• Directions for this task
For this exercise, reproduce the records exactly as they stand and do not carry any images over.
□ □ □ □ □
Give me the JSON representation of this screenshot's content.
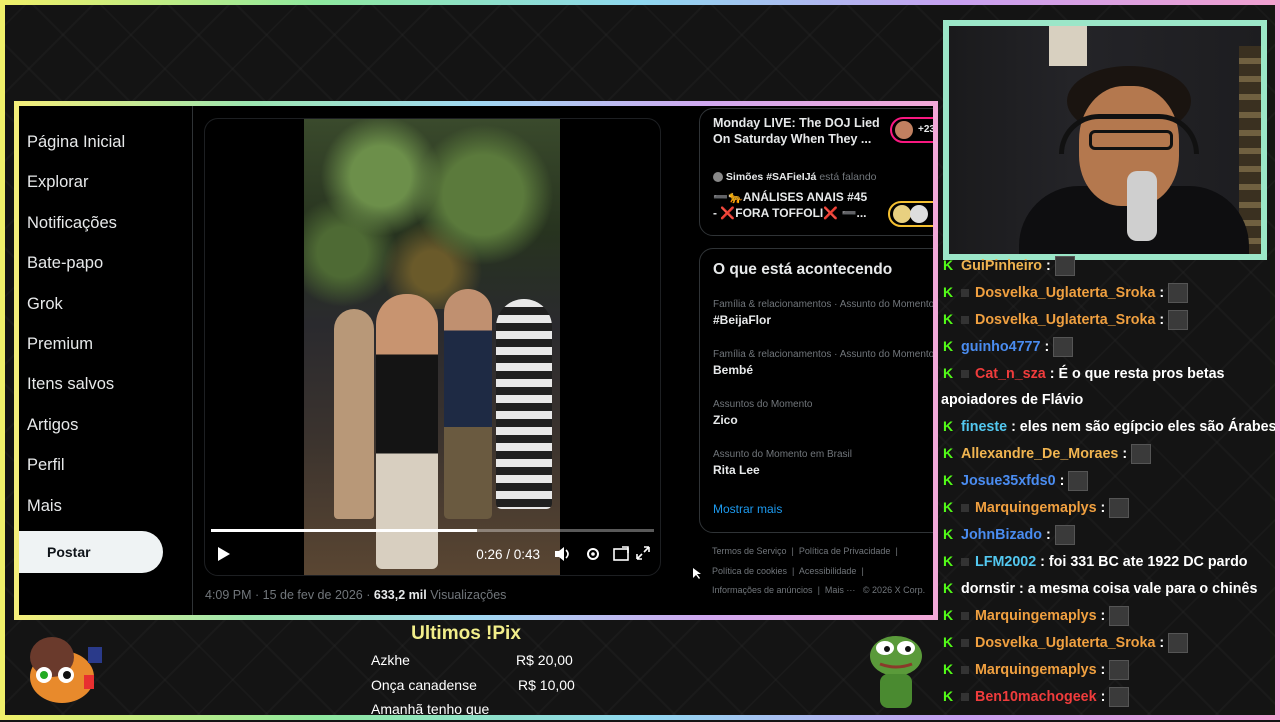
{
  "nav": {
    "items": [
      "Página Inicial",
      "Explorar",
      "Notificações",
      "Bate-papo",
      "Grok",
      "Premium",
      "Itens salvos",
      "Artigos",
      "Perfil",
      "Mais"
    ],
    "post_button": "Postar"
  },
  "player": {
    "time": "0:26 / 0:43",
    "progress": 0.6,
    "meta_time": "4:09 PM · 15 de fev de 2026 ·",
    "views_count": "633,2 mil",
    "views_label": "Visualizações"
  },
  "spaces": {
    "live_title": "Monday LIVE: The DOJ Lied On Saturday When They ...",
    "live_count": "+23",
    "host": "Simões #SAFieIJá",
    "host_status": "está falando",
    "space_title_1": "➖🐆ANÁLISES ANAIS #45",
    "space_title_2": "- ❌FORA TOFFOLI❌ ➖..."
  },
  "trends": {
    "heading": "O que está acontecendo",
    "items": [
      {
        "category": "Família & relacionamentos · Assunto do Momento",
        "name": "#BeijaFlor"
      },
      {
        "category": "Família & relacionamentos · Assunto do Momento",
        "name": "Bembé"
      },
      {
        "category": "Assuntos do Momento",
        "name": "Zico"
      },
      {
        "category": "Assunto do Momento em Brasil",
        "name": "Rita Lee"
      }
    ],
    "show_more": "Mostrar mais"
  },
  "footer": {
    "links": [
      "Termos de Serviço",
      "Política de Privacidade",
      "Política de cookies",
      "Acessibilidade",
      "Informações de anúncios",
      "Mais ···",
      "© 2026 X Corp."
    ]
  },
  "chat": [
    {
      "user": "GuiPinheiro",
      "color": "#f0b450",
      "text": ":",
      "emote": true
    },
    {
      "user": "Dosvelka_Uglaterta_Sroka",
      "color": "#f0a040",
      "text": ":",
      "emote": true
    },
    {
      "user": "Dosvelka_Uglaterta_Sroka",
      "color": "#f0a040",
      "text": ":",
      "emote": true
    },
    {
      "user": "guinho4777",
      "color": "#4a8cf0",
      "text": ":",
      "emote": true
    },
    {
      "user": "Cat_n_sza",
      "color": "#f03c3c",
      "text": ": É o que resta pros betas",
      "emote": false
    },
    {
      "user": "",
      "color": "#ffffff",
      "text": "apoiadores de Flávio",
      "emote": false
    },
    {
      "user": "fineste",
      "color": "#53c8f0",
      "text": ": eles nem são egípcio eles são Árabes",
      "emote": false
    },
    {
      "user": "Allexandre_De_Moraes",
      "color": "#f0b450",
      "text": ":",
      "emote": true
    },
    {
      "user": "Josue35xfds0",
      "color": "#4a8cf0",
      "text": ":",
      "emote": true
    },
    {
      "user": "Marquingemaplys",
      "color": "#f0a040",
      "text": ":",
      "emote": true
    },
    {
      "user": "JohnBizado",
      "color": "#4a8cf0",
      "text": ":",
      "emote": true
    },
    {
      "user": "LFM2002",
      "color": "#53c8f0",
      "text": ": foi 331 BC ate 1922 DC pardo",
      "emote": false
    },
    {
      "user": "dornstir",
      "color": "#ffffff",
      "text": ": a mesma coisa vale para o chinês",
      "emote": false
    },
    {
      "user": "Marquingemaplys",
      "color": "#f0a040",
      "text": ":",
      "emote": true
    },
    {
      "user": "Dosvelka_Uglaterta_Sroka",
      "color": "#f0a040",
      "text": ":",
      "emote": true
    },
    {
      "user": "Marquingemaplys",
      "color": "#f0a040",
      "text": ":",
      "emote": true
    },
    {
      "user": "Ben10machogeek",
      "color": "#f03c3c",
      "text": ":",
      "emote": true
    }
  ],
  "pix": {
    "title": "Ultimos !Pix",
    "rows": [
      {
        "name": "Azkhe",
        "amount": "R$ 20,00"
      },
      {
        "name": "Onça canadense",
        "amount": "R$ 10,00"
      },
      {
        "name": "Amanhã tenho que",
        "amount": ""
      }
    ]
  },
  "colors": {
    "accent_blue": "#1d9bf0",
    "kick_green": "#53fc18",
    "pix_title": "#f2ee8a"
  }
}
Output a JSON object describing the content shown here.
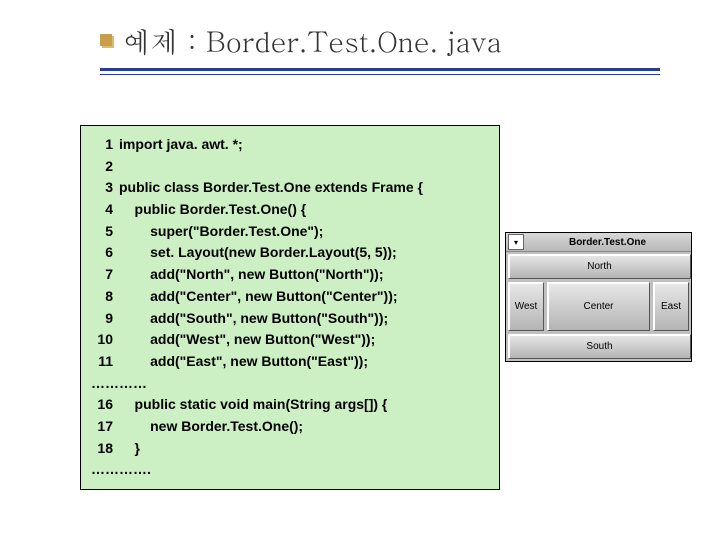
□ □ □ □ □
• Answer box
Give me the JSON representation of this screenshot's content.
{
  "nav": {
    "items": [
      "Página Inicial",
      "Explorar",
      "Notificações",
      "Bate-papo",
      "Grok",
      "Premium",
      "Itens salvos",
      "Artigos",
      "Perfil",
      "Mais"
    ],
    "post_button": "Postar"
  },
  "player": {
    "time": "0:26 / 0:43",
    "progress": 0.6,
    "meta_time": "4:09 PM · 15 de fev de 2026 ·",
    "views_count": "633,2 mil",
    "views_label": "Visualizações"
  },
  "spaces": {
    "live_title": "Monday LIVE: The DOJ Lied On Saturday When They ...",
    "live_count": "+23",
    "host": "Simões #SAFieIJá",
    "host_status": "está falando",
    "space_title_1": "➖🐆ANÁLISES ANAIS #45",
    "space_title_2": "- ❌FORA TOFFOLI❌ ➖..."
  },
  "trends": {
    "heading": "O que está acontecendo",
    "items": [
      {
        "category": "Família & relacionamentos · Assunto do Momento",
        "name": "#BeijaFlor"
      },
      {
        "category": "Família & relacionamentos · Assunto do Momento",
        "name": "Bembé"
      },
      {
        "category": "Assuntos do Momento",
        "name": "Zico"
      },
      {
        "category": "Assunto do Momento em Brasil",
        "name": "Rita Lee"
      }
    ],
    "show_more": "Mostrar mais"
  },
  "footer": {
    "links": [
      "Termos de Serviço",
      "Política de Privacidade",
      "Política de cookies",
      "Acessibilidade",
      "Informações de anúncios",
      "Mais ···",
      "© 2026 X Corp."
    ]
  },
  "chat": [
    {
      "user": "GuiPinheiro",
      "color": "#f0b450",
      "text": ":",
      "emote": true
    },
    {
      "user": "Dosvelka_Uglaterta_Sroka",
      "color": "#f0a040",
      "text": ":",
      "emote": true
    },
    {
      "user": "Dosvelka_Uglaterta_Sroka",
      "color": "#f0a040",
      "text": ":",
      "emote": true
    },
    {
      "user": "guinho4777",
      "color": "#4a8cf0",
      "text": ":",
      "emote": true
    },
    {
      "user": "Cat_n_sza",
      "color": "#f03c3c",
      "text": ": É o que resta pros betas",
      "emote": false
    },
    {
      "user": "",
      "color": "#ffffff",
      "text": "apoiadores de Flávio",
      "emote": false
    },
    {
      "user": "fineste",
      "color": "#53c8f0",
      "text": ": eles nem são egípcio eles são Árabes",
      "emote": false
    },
    {
      "user": "Allexandre_De_Moraes",
      "color": "#f0b450",
      "text": ":",
      "emote": true
    },
    {
      "user": "Josue35xfds0",
      "color": "#4a8cf0",
      "text": ":",
      "emote": true
    },
    {
      "user": "Marquingemaplys",
      "color": "#f0a040",
      "text": ":",
      "emote": true
    },
    {
      "user": "JohnBizado",
      "color": "#4a8cf0",
      "text": ":",
      "emote": true
    },
    {
      "user": "LFM2002",
      "color": "#53c8f0",
      "text": ": foi 331 BC ate 1922 DC pardo",
      "emote": false
    },
    {
      "user": "dornstir",
      "color": "#ffffff",
      "text": ": a mesma coisa vale para o chinês",
      "emote": false
    },
    {
      "user": "Marquingemaplys",
      "color": "#f0a040",
      "text": ":",
      "emote": true
    },
    {
      "user": "Dosvelka_Uglaterta_Sroka",
      "color": "#f0a040",
      "text": ":",
      "emote": true
    },
    {
      "user": "Marquingemaplys",
      "color": "#f0a040",
      "text": ":",
      "emote": true
    },
    {
      "user": "Ben10machogeek",
      "color": "#f03c3c",
      "text": ":",
      "emote": true
    }
  ],
  "pix": {
    "title": "Ultimos !Pix",
    "rows": [
      {
        "name": "Azkhe",
        "amount": "R$ 20,00"
      },
      {
        "name": "Onça canadense",
        "amount": "R$ 10,00"
      },
      {
        "name": "Amanhã tenho que",
        "amount": ""
      }
    ]
  },
  "colors": {
    "accent_blue": "#1d9bf0",
    "kick_green": "#53fc18",
    "pix_title": "#f2ee8a"
  }
}
Output a JSON object describing the content shown here.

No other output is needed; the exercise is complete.